• Data in this exercise:
+ + + + + + +

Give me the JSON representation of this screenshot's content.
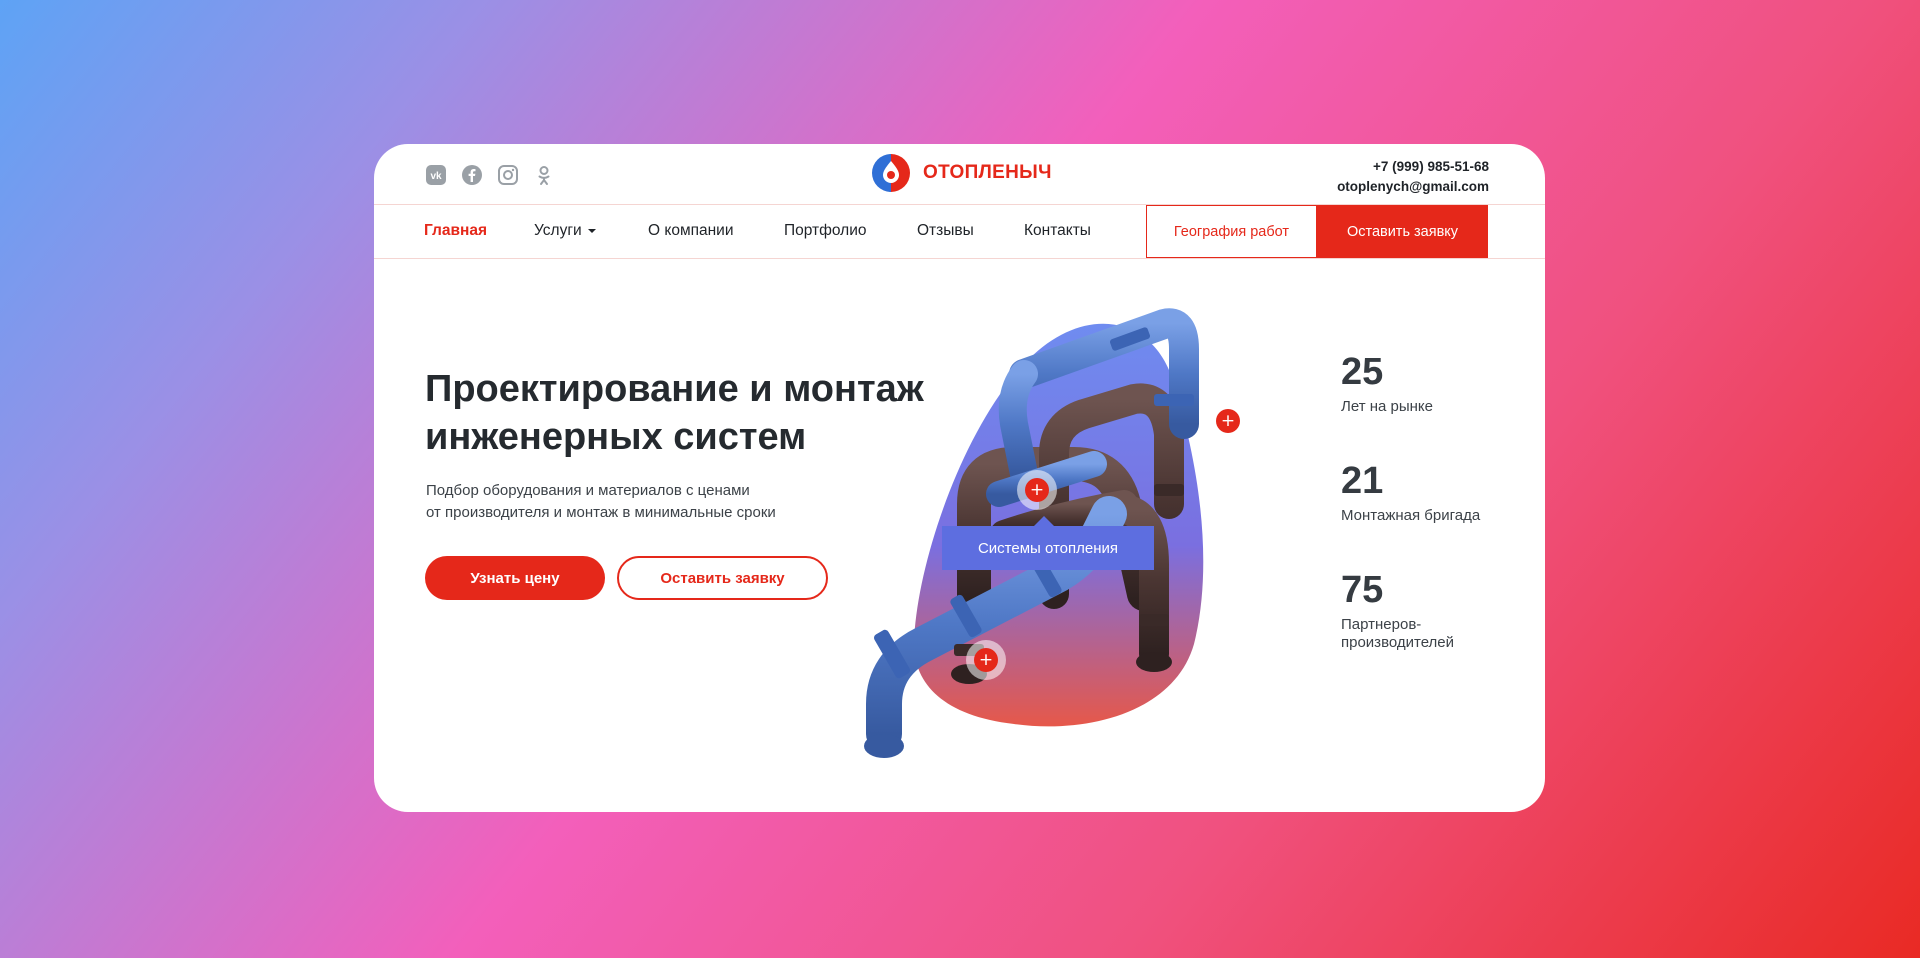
{
  "header": {
    "socials": [
      {
        "icon": "vk-icon"
      },
      {
        "icon": "facebook-icon"
      },
      {
        "icon": "instagram-icon"
      },
      {
        "icon": "odnoklassniki-icon"
      }
    ],
    "logo_text": "ОТОПЛЕНЫЧ",
    "phone": "+7 (999) 985-51-68",
    "email": "otoplenych@gmail.com"
  },
  "nav": {
    "items": [
      {
        "label": "Главная",
        "active": true
      },
      {
        "label": "Услуги",
        "dropdown": true
      },
      {
        "label": "О компании"
      },
      {
        "label": "Портфолио"
      },
      {
        "label": "Отзывы"
      },
      {
        "label": "Контакты"
      }
    ],
    "geo_button": "География работ",
    "order_button": "Оставить заявку"
  },
  "hero": {
    "title_line1": "Проектирование и монтаж",
    "title_line2": "инженерных систем",
    "subtitle_line1": "Подбор оборудования и материалов с ценами",
    "subtitle_line2": "от производителя и монтаж в минимальные сроки",
    "primary_button": "Узнать цену",
    "secondary_button": "Оставить заявку",
    "tooltip": "Системы отопления"
  },
  "stats": [
    {
      "value": "25",
      "label": "Лет на рынке"
    },
    {
      "value": "21",
      "label": "Монтажная бригада"
    },
    {
      "value": "75",
      "label": "Партнеров-производителей"
    }
  ],
  "colors": {
    "accent": "#e5281a",
    "tooltip": "#5d6ee0",
    "pipe_blue": "#5b85cf",
    "pipe_brown": "#4a3532"
  }
}
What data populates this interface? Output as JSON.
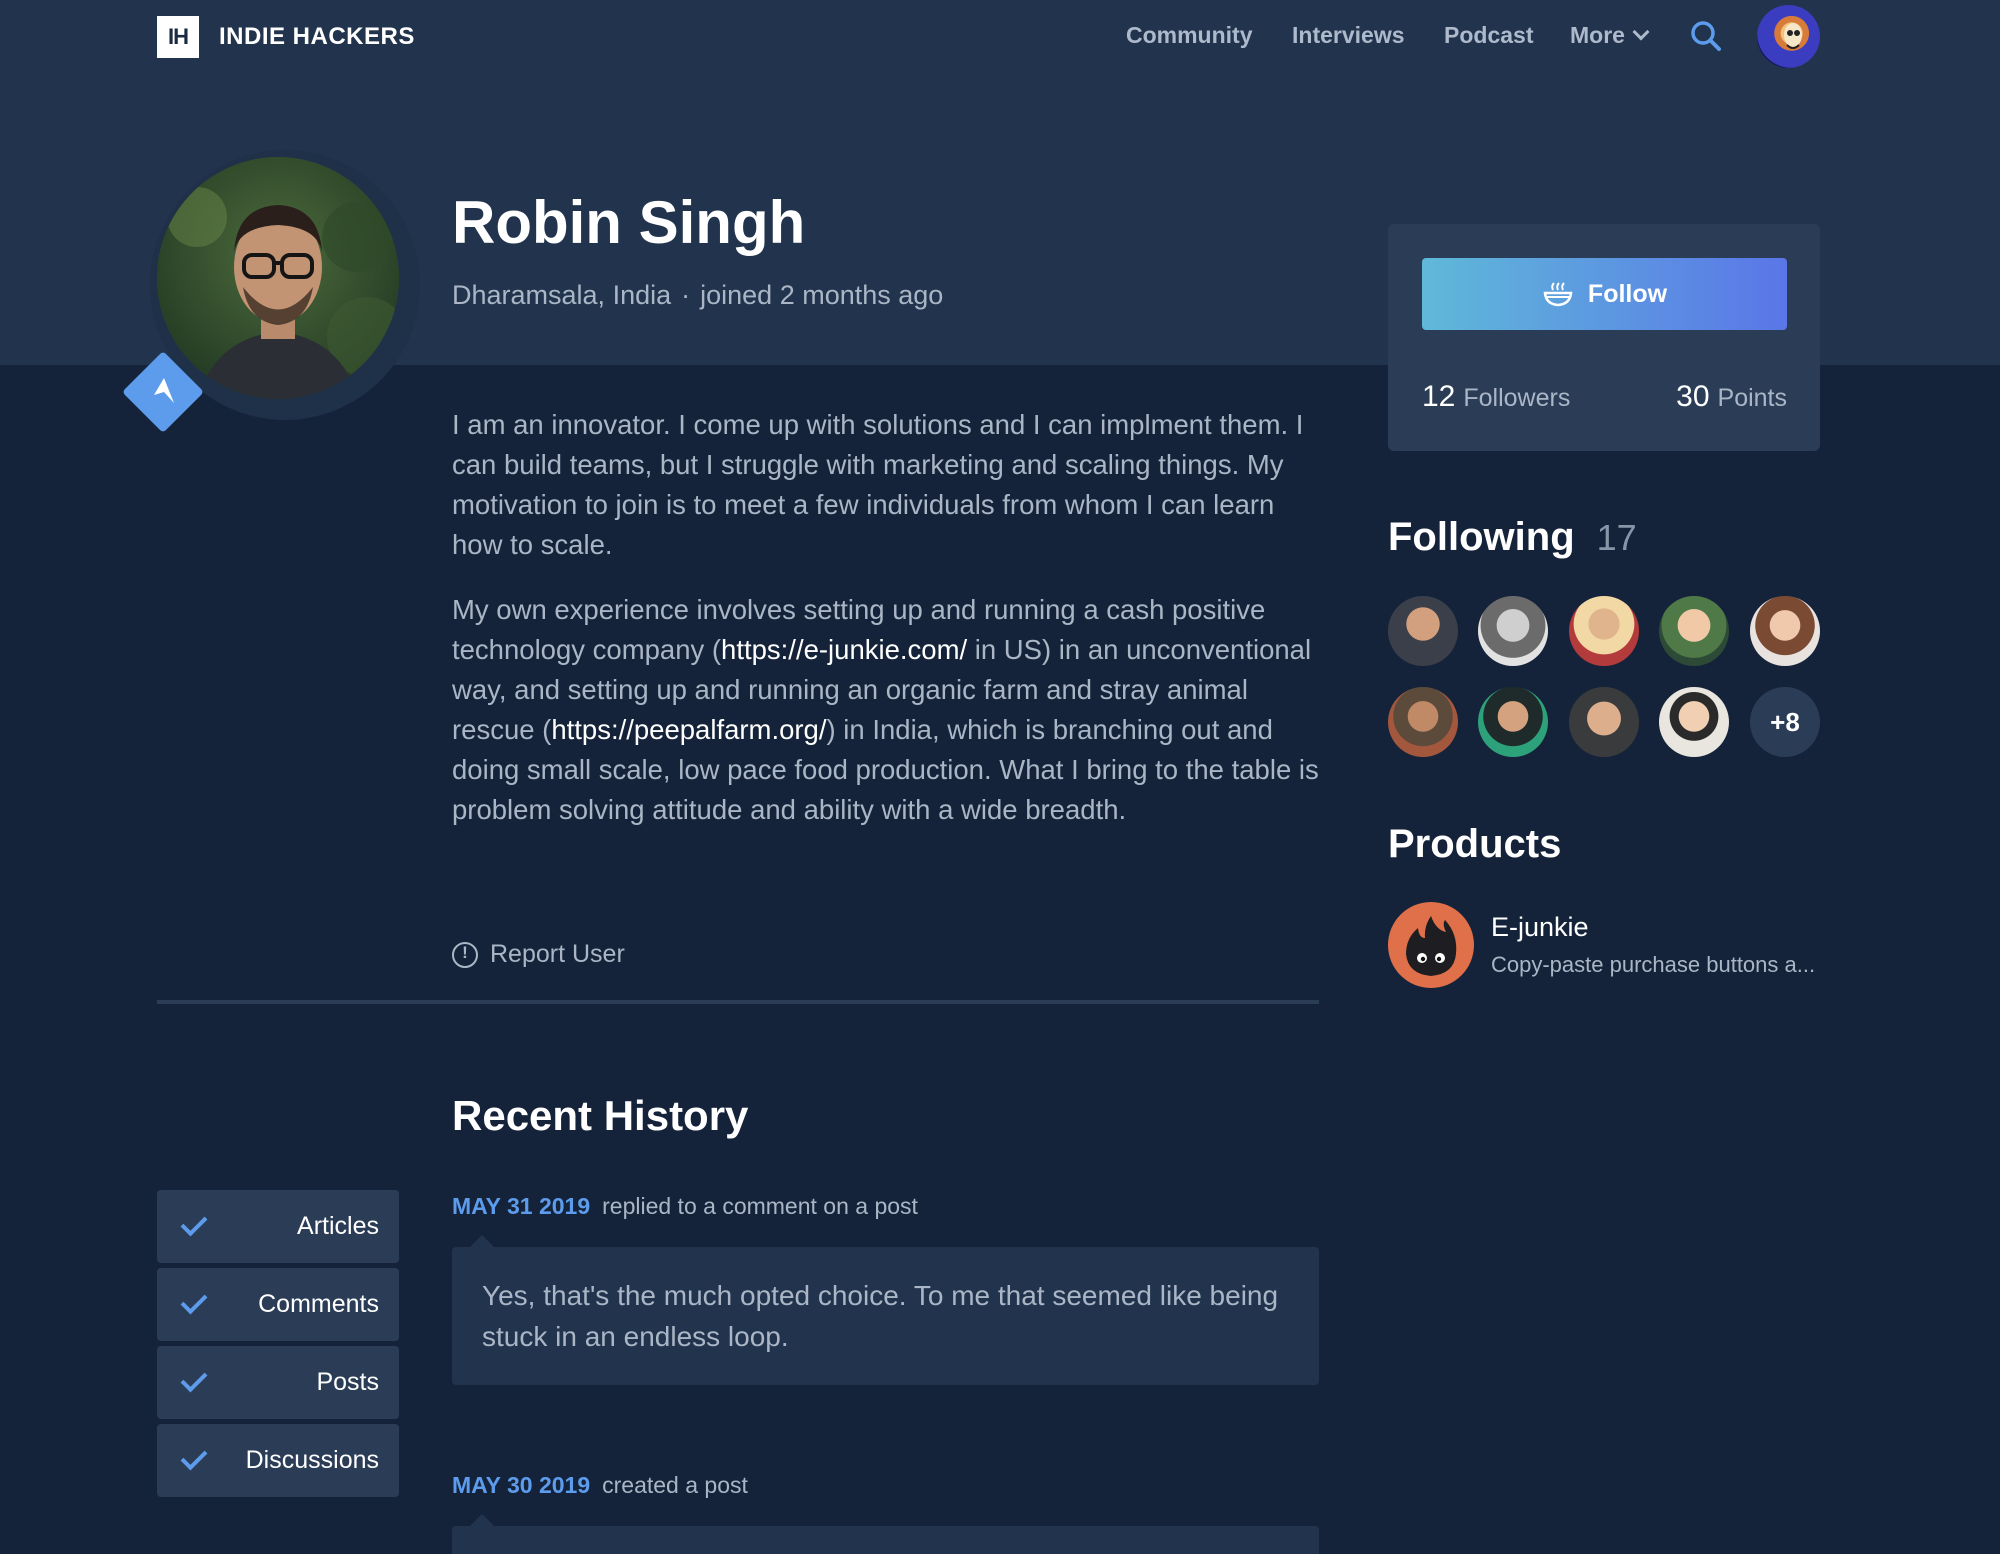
{
  "header": {
    "logo_mark": "IH",
    "logo_text": "INDIE HACKERS",
    "nav": [
      {
        "label": "Community"
      },
      {
        "label": "Interviews"
      },
      {
        "label": "Podcast"
      },
      {
        "label": "More"
      }
    ],
    "icons": {
      "search": "search-icon",
      "avatar": "user-avatar"
    }
  },
  "profile": {
    "name": "Robin Singh",
    "location": "Dharamsala, India",
    "separator": "·",
    "joined": "joined 2 months ago",
    "bio": {
      "p1": "I am an innovator. I come up with solutions and I can implment them. I can build teams, but I struggle with marketing and scaling things. My motivation to join is to meet a few individuals from whom I can learn how to scale.",
      "p2_a": "My own experience involves setting up and running a cash positive technology company (",
      "p2_link1": "https://e-junkie.com/",
      "p2_b": " in US) in an unconventional way, and setting up and running an organic farm and stray animal rescue (",
      "p2_link2": "https://peepalfarm.org/",
      "p2_c": ") in India, which is branching out and doing small scale, low pace food production. What I bring to the table is problem solving attitude and ability with a wide breadth."
    },
    "report_label": "Report User"
  },
  "sidebar": {
    "follow_label": "Follow",
    "followers_count": "12",
    "followers_label": "Followers",
    "points_count": "30",
    "points_label": "Points",
    "following_title": "Following",
    "following_count": "17",
    "following_more": "+8",
    "products_title": "Products",
    "product": {
      "name": "E-junkie",
      "desc": "Copy-paste purchase buttons a..."
    }
  },
  "history": {
    "title": "Recent History",
    "filters": [
      {
        "label": "Articles",
        "checked": true
      },
      {
        "label": "Comments",
        "checked": true
      },
      {
        "label": "Posts",
        "checked": true
      },
      {
        "label": "Discussions",
        "checked": true
      }
    ],
    "items": [
      {
        "date": "MAY 31 2019",
        "action": "replied to a comment on a post",
        "text": "Yes, that's the much opted choice. To me that seemed like being stuck in an endless loop."
      },
      {
        "date": "MAY 30 2019",
        "action": "created a post",
        "text": ""
      }
    ]
  },
  "colors": {
    "accent": "#5d9cec",
    "background": "#15233a",
    "band": "#22344d"
  }
}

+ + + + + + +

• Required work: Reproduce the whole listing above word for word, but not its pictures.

• Response box:
Give me the JSON representation of this screenshot's content.
{
  "header": {
    "socials": [
      {
        "icon": "vk-icon"
      },
      {
        "icon": "facebook-icon"
      },
      {
        "icon": "instagram-icon"
      },
      {
        "icon": "odnoklassniki-icon"
      }
    ],
    "logo_text": "ОТОПЛЕНЫЧ",
    "phone": "+7 (999) 985-51-68",
    "email": "otoplenych@gmail.com"
  },
  "nav": {
    "items": [
      {
        "label": "Главная",
        "active": true
      },
      {
        "label": "Услуги",
        "dropdown": true
      },
      {
        "label": "О компании"
      },
      {
        "label": "Портфолио"
      },
      {
        "label": "Отзывы"
      },
      {
        "label": "Контакты"
      }
    ],
    "geo_button": "География работ",
    "order_button": "Оставить заявку"
  },
  "hero": {
    "title_line1": "Проектирование и монтаж",
    "title_line2": "инженерных систем",
    "subtitle_line1": "Подбор оборудования и материалов с ценами",
    "subtitle_line2": "от производителя и монтаж в минимальные сроки",
    "primary_button": "Узнать цену",
    "secondary_button": "Оставить заявку",
    "tooltip": "Системы отопления"
  },
  "stats": [
    {
      "value": "25",
      "label": "Лет на рынке"
    },
    {
      "value": "21",
      "label": "Монтажная бригада"
    },
    {
      "value": "75",
      "label": "Партнеров-производителей"
    }
  ],
  "colors": {
    "accent": "#e5281a",
    "tooltip": "#5d6ee0",
    "pipe_blue": "#5b85cf",
    "pipe_brown": "#4a3532"
  }
}
What data populates this interface? Output as JSON.
{
  "header": {
    "logo_mark": "IH",
    "logo_text": "INDIE HACKERS",
    "nav": [
      {
        "label": "Community"
      },
      {
        "label": "Interviews"
      },
      {
        "label": "Podcast"
      },
      {
        "label": "More"
      }
    ],
    "icons": {
      "search": "search-icon",
      "avatar": "user-avatar"
    }
  },
  "profile": {
    "name": "Robin Singh",
    "location": "Dharamsala, India",
    "separator": "·",
    "joined": "joined 2 months ago",
    "bio": {
      "p1": "I am an innovator. I come up with solutions and I can implment them. I can build teams, but I struggle with marketing and scaling things. My motivation to join is to meet a few individuals from whom I can learn how to scale.",
      "p2_a": "My own experience involves setting up and running a cash positive technology company (",
      "p2_link1": "https://e-junkie.com/",
      "p2_b": " in US) in an unconventional way, and setting up and running an organic farm and stray animal rescue (",
      "p2_link2": "https://peepalfarm.org/",
      "p2_c": ") in India, which is branching out and doing small scale, low pace food production. What I bring to the table is problem solving attitude and ability with a wide breadth."
    },
    "report_label": "Report User"
  },
  "sidebar": {
    "follow_label": "Follow",
    "followers_count": "12",
    "followers_label": "Followers",
    "points_count": "30",
    "points_label": "Points",
    "following_title": "Following",
    "following_count": "17",
    "following_more": "+8",
    "products_title": "Products",
    "product": {
      "name": "E-junkie",
      "desc": "Copy-paste purchase buttons a..."
    }
  },
  "history": {
    "title": "Recent History",
    "filters": [
      {
        "label": "Articles",
        "checked": true
      },
      {
        "label": "Comments",
        "checked": true
      },
      {
        "label": "Posts",
        "checked": true
      },
      {
        "label": "Discussions",
        "checked": true
      }
    ],
    "items": [
      {
        "date": "MAY 31 2019",
        "action": "replied to a comment on a post",
        "text": "Yes, that's the much opted choice. To me that seemed like being stuck in an endless loop."
      },
      {
        "date": "MAY 30 2019",
        "action": "created a post",
        "text": ""
      }
    ]
  },
  "colors": {
    "accent": "#5d9cec",
    "background": "#15233a",
    "band": "#22344d"
  }
}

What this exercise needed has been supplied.